Passwords play a crucial role in protecting your online accounts. By following these guidelines for creating and safeguarding your passwords, you can enhance your online security:
- Use hard-to-guess passwords: Create complex passwords by combining letters (both uppercase and lowercase), numbers, symbols, punctuation, and uncommon phrases. Opt for longer passwords with a minimum of ten characters.
- Avoid using personal information in passwords: Refrain from using easily guessable information such as your pet’s name, family members’ names, birthdates, addresses, or other personally identifiable information (PII).
- Do not recycle or reuse passwords: Using the same password for multiple accounts increases the risk of multiple accounts being compromised if one password is stolen. Avoid reusing passwords to mitigate potential damage.
- Regularly change your passwords: Set reminders to change your passwords on a regular basis. By doing so, you reduce the likelihood of unauthorised access to your accounts.
- Avoid sharing passwords via text, email, or social media: Prevent unauthorised access to your accounts by refraining from sharing passwords through insecure channels. This is especially important when sharing streaming passwords connected to your financial information.
- Activate Two-Factor Authentication (2FA): Enable 2FA whenever possible to add an extra layer of security to your accounts. This authentication method requires an additional step, such as receiving a unique access code on your mobile device, before granting access to your accounts.
- Utilise a password manager: Consider using a password manager to securely store and manage complex passwords for each of your accounts. Use a strong master password to access the password manager itself.
Avoiding and Reporting Identity Theft
Identity theft is one of the most common types of fraud, and it can have severe consequences for individuals. To prevent and respond to identity theft, follow these steps:
- Turn off or disable lost cards and report stolen checks, account numbers, etc.: Promptly report any lost or stolen cards, checks, or account numbers to your financial institutions, even if you believe you have only misplaced them.

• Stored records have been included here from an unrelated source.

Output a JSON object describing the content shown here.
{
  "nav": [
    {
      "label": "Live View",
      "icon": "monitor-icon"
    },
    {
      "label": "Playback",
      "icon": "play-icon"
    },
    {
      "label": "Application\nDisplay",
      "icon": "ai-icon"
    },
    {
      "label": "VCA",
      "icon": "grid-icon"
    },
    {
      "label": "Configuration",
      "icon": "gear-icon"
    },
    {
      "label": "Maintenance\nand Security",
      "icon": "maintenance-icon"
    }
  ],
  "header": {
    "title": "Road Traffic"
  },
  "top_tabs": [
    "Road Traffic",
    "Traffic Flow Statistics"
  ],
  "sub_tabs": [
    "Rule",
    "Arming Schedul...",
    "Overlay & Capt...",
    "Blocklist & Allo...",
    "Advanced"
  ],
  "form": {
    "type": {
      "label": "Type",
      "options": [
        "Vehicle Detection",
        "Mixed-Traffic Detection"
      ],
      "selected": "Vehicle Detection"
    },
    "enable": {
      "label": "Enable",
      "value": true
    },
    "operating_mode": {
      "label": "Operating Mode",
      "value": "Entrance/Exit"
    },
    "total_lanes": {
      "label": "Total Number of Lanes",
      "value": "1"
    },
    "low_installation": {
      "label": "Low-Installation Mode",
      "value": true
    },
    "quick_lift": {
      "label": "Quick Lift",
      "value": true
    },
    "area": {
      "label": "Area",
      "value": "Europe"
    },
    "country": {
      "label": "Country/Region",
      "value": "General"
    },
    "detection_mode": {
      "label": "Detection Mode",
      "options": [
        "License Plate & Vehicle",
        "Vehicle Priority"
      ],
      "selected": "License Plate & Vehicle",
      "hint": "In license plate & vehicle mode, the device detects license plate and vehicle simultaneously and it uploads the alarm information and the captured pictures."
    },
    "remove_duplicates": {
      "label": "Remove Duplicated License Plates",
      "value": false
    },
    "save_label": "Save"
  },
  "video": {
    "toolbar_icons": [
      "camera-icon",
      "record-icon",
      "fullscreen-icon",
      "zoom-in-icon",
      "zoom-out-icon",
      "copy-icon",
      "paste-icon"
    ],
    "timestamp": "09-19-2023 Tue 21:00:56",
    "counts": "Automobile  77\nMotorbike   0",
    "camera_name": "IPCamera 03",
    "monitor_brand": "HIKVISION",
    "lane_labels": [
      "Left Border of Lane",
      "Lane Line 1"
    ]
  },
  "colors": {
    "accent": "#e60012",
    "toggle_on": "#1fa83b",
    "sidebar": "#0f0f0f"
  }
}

- Freeze your credit file: Place a credit freeze with the three major credit bureaus (TransUnion, Equifax, and Experian) to make it difficult for fraudsters to open lines of credit or cause financial harm using your identity.
- Report potential identity theft cases to Action Fraud. This helps protect yourself and alert law enforcement to the criminals involved.
- Review your credit report annually: Regularly review your credit report for any unauthorised accounts, suspicious loans, or fraudulent credit enquiries. You are entitled to one free credit report from each of the three major credit bureaus per year.
- Consider enroling in credit monitoring services: Credit monitoring services, such as those offered by Aura, can provide real-time alerts regarding account activity and changes to your credit file. These services help you detect and respond to potential fraud quickly.
By implementing these online fraud prevention techniques, you can significantly reduce your risk of falling victim to scammers and protect yourself and your family from the devastating consequences of cybercrime and identity theft. Stay one step ahead of fraudsters and safeguard your digital life by taking proactive measures to enhance your online security.